Terrance Dean, the gay former record exec and author of the upcoming book "Hiding In Hip Hop" that promises to EXPOSE THE GAY RAPPERS (we hope) has a blog! Well, a little one. At this point it only has three entries. Still, the book itself doesn't come out for two more weeks, and nobody has offered us a bootleg copy yet, so we're going to go through his blog entries carefully for any clues as to it's EXPLOSIVE contents. After the jump, a little detective work and a lot of blind speculation.
"I've worked in the entertainment industry, and in paticular with Hip Hop for over 10 years. I've been in the room with rappers and celebrities when they've used deragatory words such as Fags, and Homos. I've wanted so many times to step up and say something, but I didn't want to out myself. I didn't want to be put on blast. I didn't want to lose my so-called friendships. But, what bothered me most was when I heard many rappers and celebrities use those words and they themselves were hiding their sexuality just as I was."
It is ironic that the most homophobic male happens to be the one who is trying desperately to deflect from his own sexual identity crisis, and distract attention away from himself. It's so easy to call someone out of their name, especially calling another man a faggot, or punk, or homo.
Okay, so "many rappers and celebrities" he knows are closeted gays. A numerical hint: it should be more than one, and not just in hip hop, but celebrities also. Good start!
So, here I stand with many men in Hip Hop who refuse to hide. We have helped shape, build, and create Hip Hop and have just as much say as those who feel the need to degrade, and denegrate our contributions. Yes, we are here. We are all up in Hip Hop - your stylists, publicists, managers, producers, songwriters, ghostwriters, video directors, journalists, product managers, tour managers, lawyers, accountants, and your friends.
Christ, it could be anybody. Any of your friends!
I wrote this book many years ago. Long before there was a mention of Karrine Steffans and her infamous tell-all book, Confessions of a Video Vixen. I loved her book and her truth. It took courage for her to tell her story.
A good friend, who is an accomplished R&B singer/songwriter, had been after me to tell my story for a while. We have been friends for many years and I never told him about my life
Who is this accomplished R&B singer/ songwriter man? I'm guessing it's someone from Jodeci, maybe? Or not.
Deep within the confines of Hip-Hop is a prominent gay sub-culture. A world that industry insiders are keenly aware of, but choose to ignore. From the testosterone of men striving to be on top and in control, to the "by any means necessary" bravado in an industry that thrives on power, homosexuality is a reality at nearly every level of Hip-Hop
Russell Simmons.
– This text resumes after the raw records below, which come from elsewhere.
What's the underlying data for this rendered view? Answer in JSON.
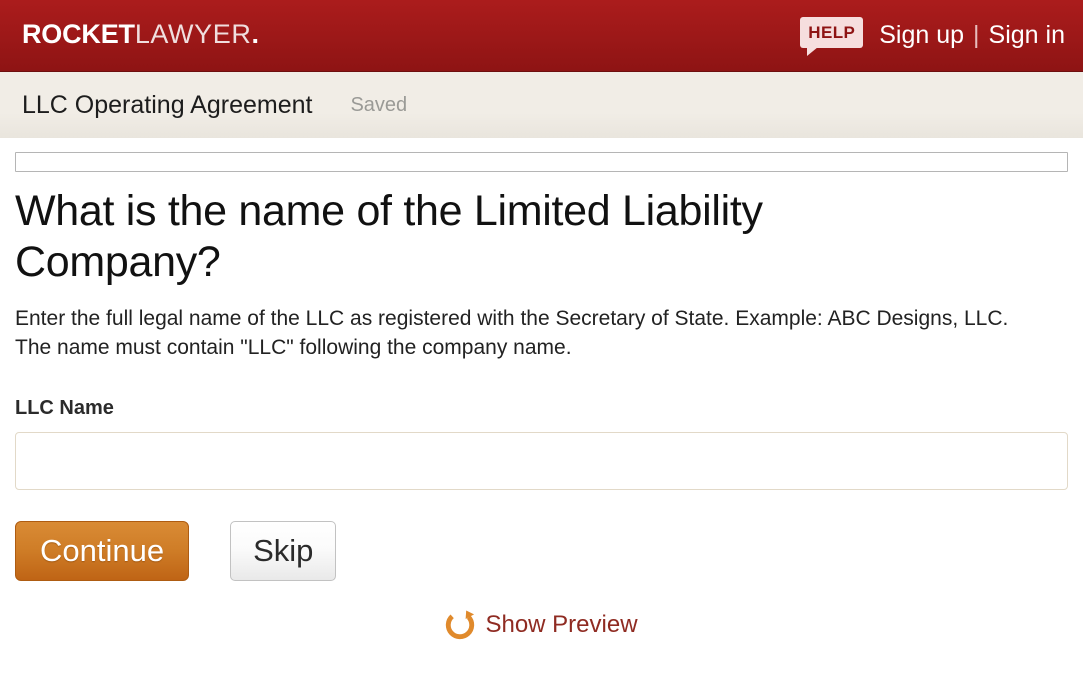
{
  "header": {
    "logo_bold": "ROCKET",
    "logo_light": "LAWYER",
    "logo_dot": ".",
    "help_label": "HELP",
    "sign_up_label": "Sign up",
    "separator": "|",
    "sign_in_label": "Sign in",
    "background_color": "#a01919"
  },
  "document_bar": {
    "title": "LLC Operating Agreement",
    "status": "Saved",
    "background_color": "#f1ede6"
  },
  "progress": {
    "percent": 0
  },
  "main": {
    "question": "What is the name of the Limited Liability Company?",
    "help_text": "Enter the full legal name of the LLC as registered with the Secretary of State. Example: ABC Designs, LLC. The name must contain \"LLC\" following the company name.",
    "field_label": "LLC Name",
    "field_value": "",
    "field_placeholder": ""
  },
  "actions": {
    "continue_label": "Continue",
    "continue_color": "#cf7d27",
    "skip_label": "Skip",
    "preview_label": "Show Preview",
    "preview_color": "#8f2b22",
    "preview_icon": "refresh-icon",
    "preview_icon_color": "#e08a2c"
  }
}
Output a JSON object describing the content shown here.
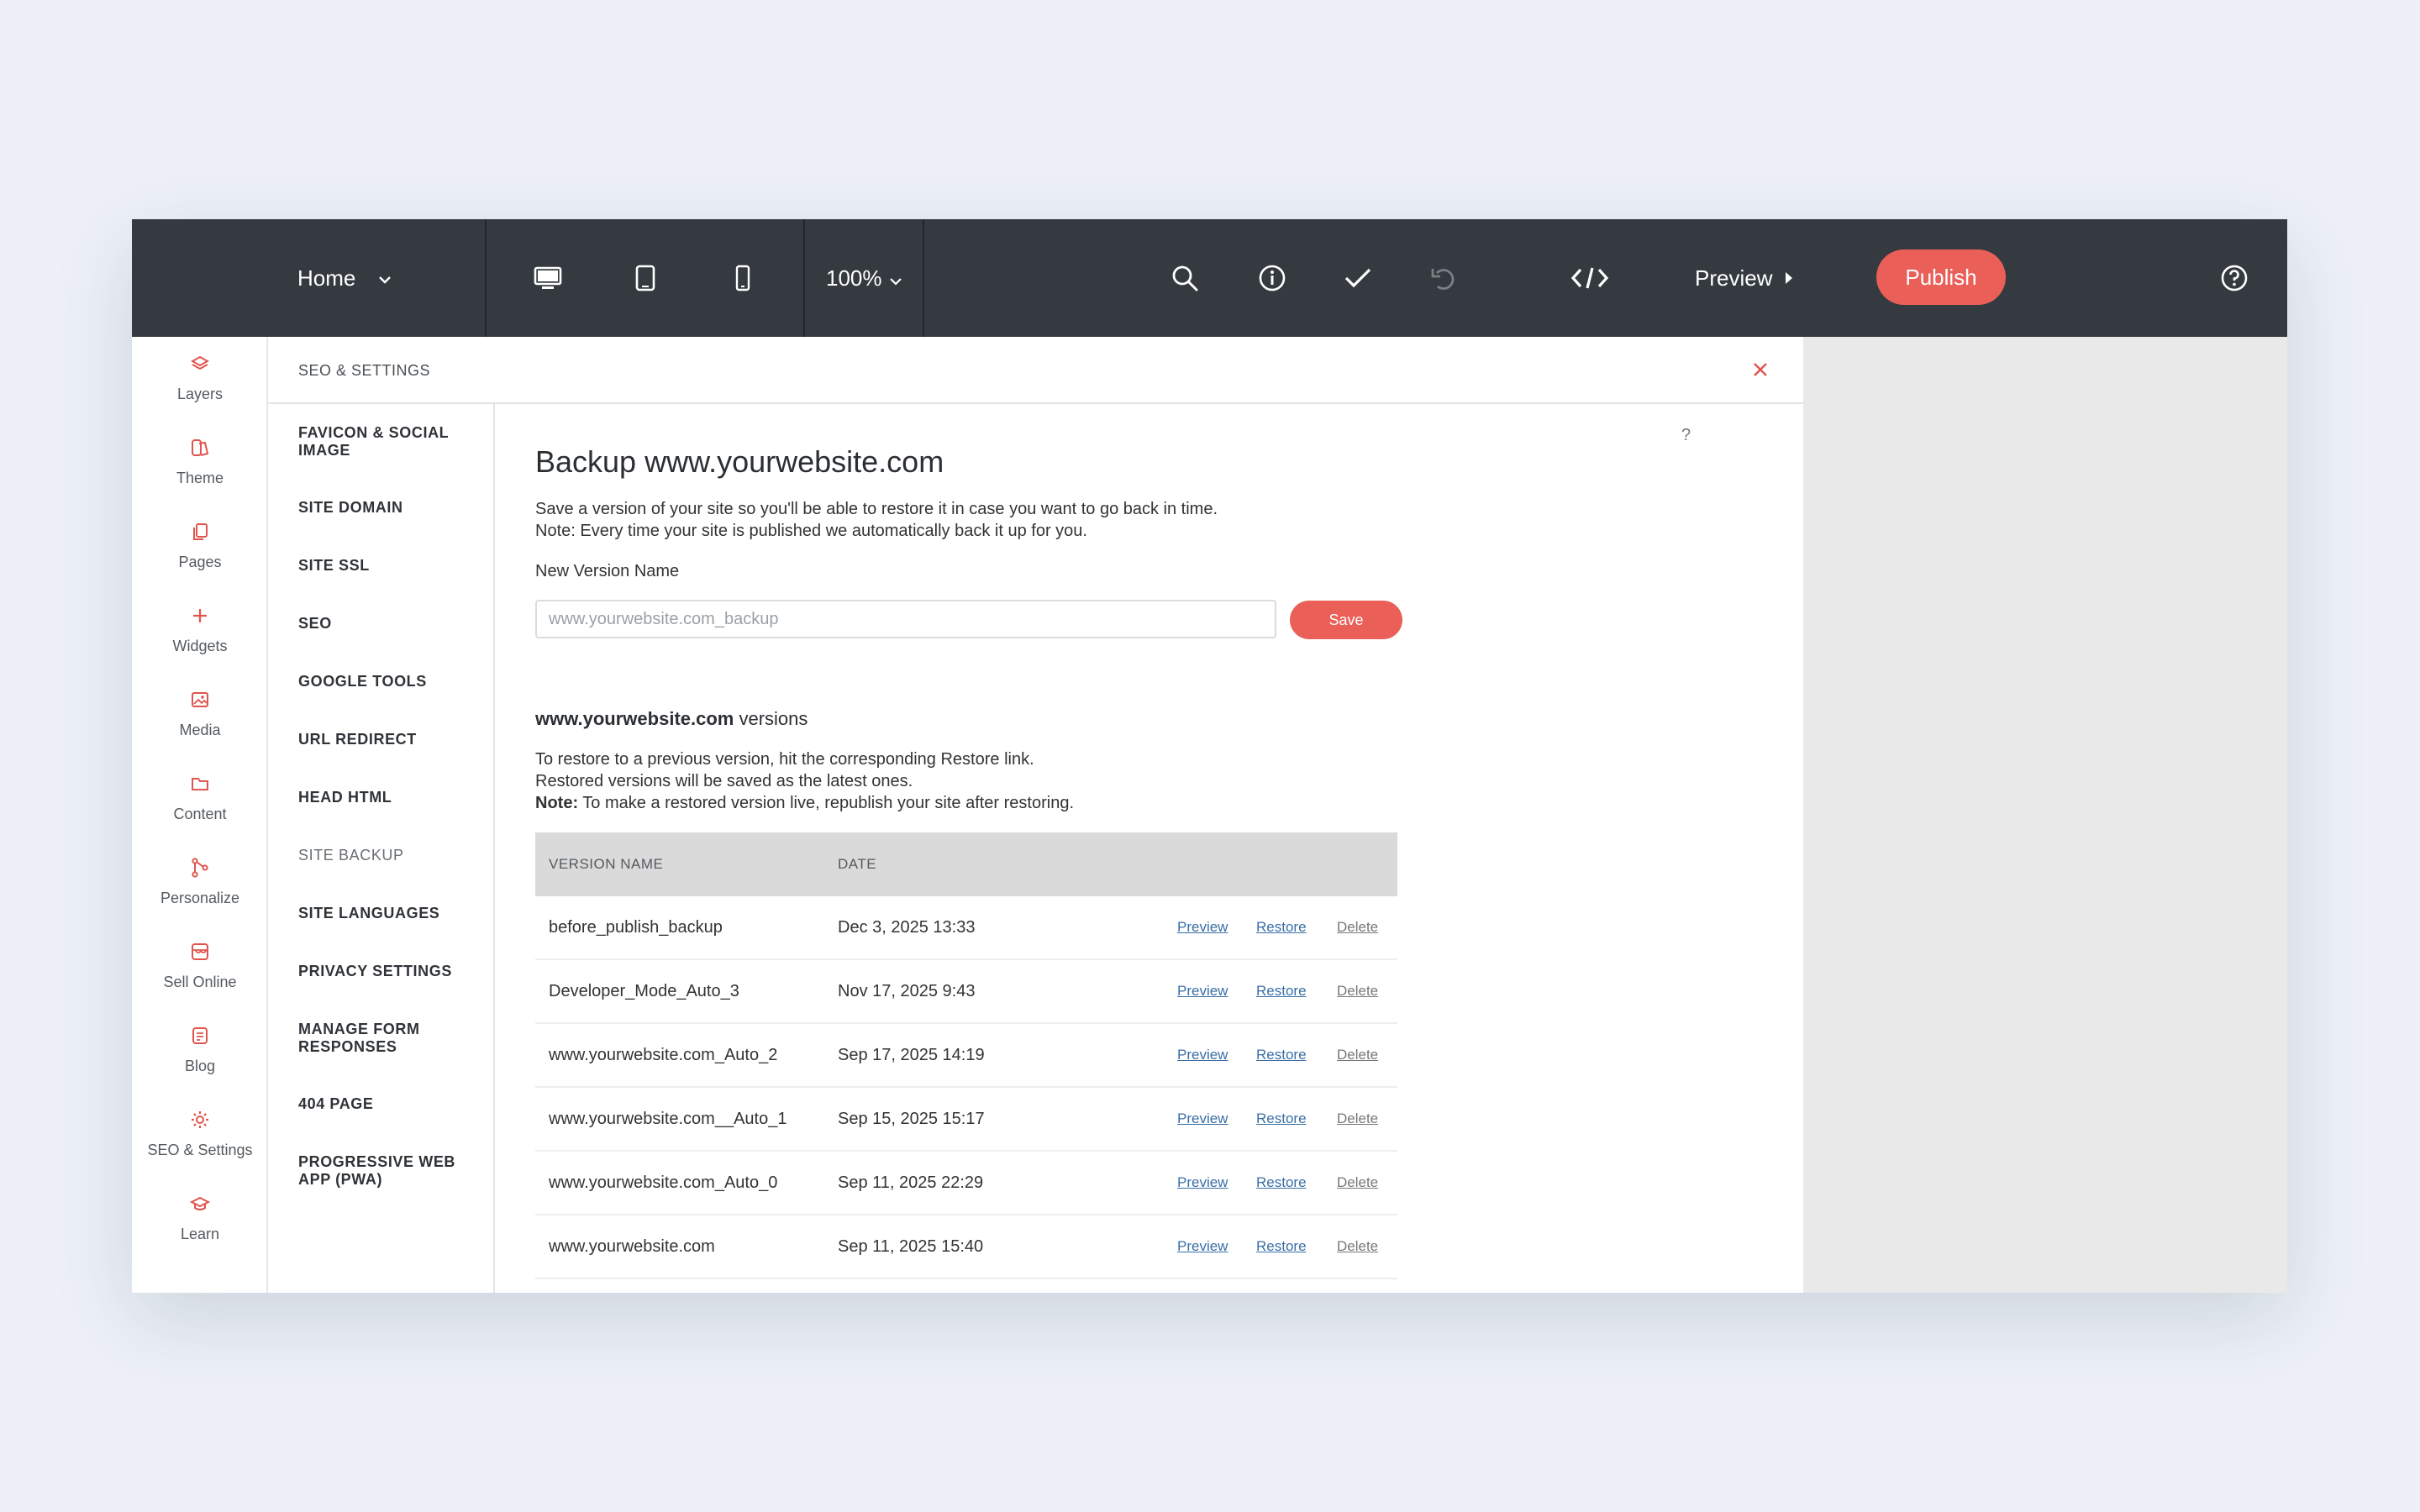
{
  "topbar": {
    "page_label": "Home",
    "zoom": "100%",
    "preview_label": "Preview",
    "publish_label": "Publish"
  },
  "rail": [
    {
      "label": "Layers",
      "icon": "layers-icon"
    },
    {
      "label": "Theme",
      "icon": "theme-icon"
    },
    {
      "label": "Pages",
      "icon": "pages-icon"
    },
    {
      "label": "Widgets",
      "icon": "plus-icon"
    },
    {
      "label": "Media",
      "icon": "image-icon"
    },
    {
      "label": "Content",
      "icon": "folder-icon"
    },
    {
      "label": "Personalize",
      "icon": "branch-icon"
    },
    {
      "label": "Sell Online",
      "icon": "store-icon"
    },
    {
      "label": "Blog",
      "icon": "blog-icon"
    },
    {
      "label": "SEO & Settings",
      "icon": "gear-icon"
    },
    {
      "label": "Learn",
      "icon": "graduation-cap-icon"
    }
  ],
  "panel": {
    "title": "SEO & SETTINGS",
    "subnav": [
      "FAVICON & SOCIAL IMAGE",
      "SITE DOMAIN",
      "SITE SSL",
      "SEO",
      "GOOGLE TOOLS",
      "URL REDIRECT",
      "HEAD HTML",
      "SITE BACKUP",
      "SITE LANGUAGES",
      "PRIVACY SETTINGS",
      "MANAGE FORM RESPONSES",
      "404 PAGE",
      "PROGRESSIVE WEB APP (PWA)"
    ],
    "active_subnav": "SITE BACKUP"
  },
  "backup": {
    "help": "?",
    "heading": "Backup www.yourwebsite.com",
    "desc_line1": "Save a version of your site so you'll be able to restore it in case you want to go back in time.",
    "desc_line2": "Note: Every time your site is published we automatically back it up for you.",
    "field_label": "New Version Name",
    "input_placeholder": "www.yourwebsite.com_backup",
    "save_label": "Save",
    "versions_site": "www.yourwebsite.com",
    "versions_suffix": " versions",
    "restore_line1": "To restore to a previous version, hit the corresponding Restore link.",
    "restore_line2": "Restored versions will be saved as the latest ones.",
    "restore_note_bold": "Note:",
    "restore_note_text": " To make a restored version live, republish your site after restoring."
  },
  "table": {
    "headers": {
      "name": "VERSION NAME",
      "date": "DATE"
    },
    "actions": {
      "preview": "Preview",
      "restore": "Restore",
      "delete": "Delete"
    },
    "rows": [
      {
        "name": "before_publish_backup",
        "date": "Dec 3, 2025 13:33"
      },
      {
        "name": "Developer_Mode_Auto_3",
        "date": "Nov 17, 2025 9:43"
      },
      {
        "name": "www.yourwebsite.com_Auto_2",
        "date": "Sep 17, 2025 14:19"
      },
      {
        "name": "www.yourwebsite.com__Auto_1",
        "date": "Sep 15, 2025 15:17"
      },
      {
        "name": "www.yourwebsite.com_Auto_0",
        "date": "Sep 11, 2025 22:29"
      },
      {
        "name": "www.yourwebsite.com",
        "date": "Sep 11, 2025 15:40"
      }
    ]
  },
  "colors": {
    "accent": "#ea5f58",
    "topbar": "#343a3f",
    "link": "#3a6ea5"
  }
}
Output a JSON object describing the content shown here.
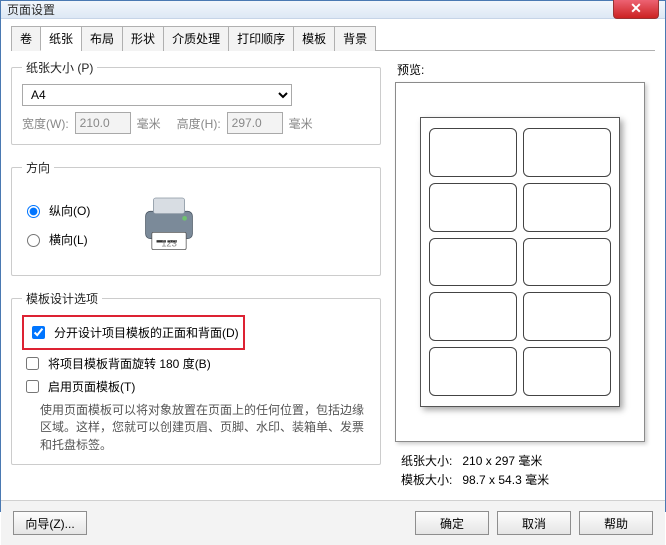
{
  "window": {
    "title": "页面设置"
  },
  "tabs": {
    "items": [
      {
        "label": "卷"
      },
      {
        "label": "纸张"
      },
      {
        "label": "布局"
      },
      {
        "label": "形状"
      },
      {
        "label": "介质处理"
      },
      {
        "label": "打印顺序"
      },
      {
        "label": "模板"
      },
      {
        "label": "背景"
      }
    ],
    "active_index": 1
  },
  "paper_size": {
    "legend": "纸张大小 (P)",
    "selected": "A4",
    "width_label": "宽度(W):",
    "width_value": "210.0",
    "height_label": "高度(H):",
    "height_value": "297.0",
    "unit": "毫米"
  },
  "orientation": {
    "legend": "方向",
    "portrait": "纵向(O)",
    "landscape": "横向(L)",
    "selected": "portrait"
  },
  "template_opts": {
    "legend": "模板设计选项",
    "chk1": "分开设计项目模板的正面和背面(D)",
    "chk1_checked": true,
    "chk2": "将项目模板背面旋转 180 度(B)",
    "chk2_checked": false,
    "chk3": "启用页面模板(T)",
    "chk3_checked": false,
    "desc": "使用页面模板可以将对象放置在页面上的任何位置，包括边缘区域。这样，您就可以创建页眉、页脚、水印、装箱单、发票和托盘标签。"
  },
  "preview": {
    "label": "预览:",
    "paper_size_label": "纸张大小:",
    "paper_size_value": "210 x 297 毫米",
    "template_size_label": "模板大小:",
    "template_size_value": "98.7 x 54.3 毫米"
  },
  "footer": {
    "wizard": "向导(Z)...",
    "ok": "确定",
    "cancel": "取消",
    "help": "帮助"
  }
}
I'm getting strong vibes. Or it could be someone totally opposite, like Suge Knight. It will be interesting to find out!
One good friend, Emil Wilbekin, Editor-in-Chief of Giant Magazine gave me the kindest words of advice. He told me, "Terrance, you can only tell your truth. You have lots of friends who support you. I am one of them." His words helped me during the initial phase of writing the book.
Another friend, a celebrated record label publicist, who has helped launch many legendary careers, told me, "Don't worry about what people are going to think. This is your story. Write your book!"
The editor of Giant clearly knows something. Email us, Emil Wilbekin! It's simple journalistic solidarity.
In conclusion, it sounds like Ja Rule fits the general profile here. Then again, so do most famous rappers of the last decade. But that is really pure speculation, because I have no idea! Do YOU?
[The whole "Parsing XYZ" construction stolen from Jack Flack]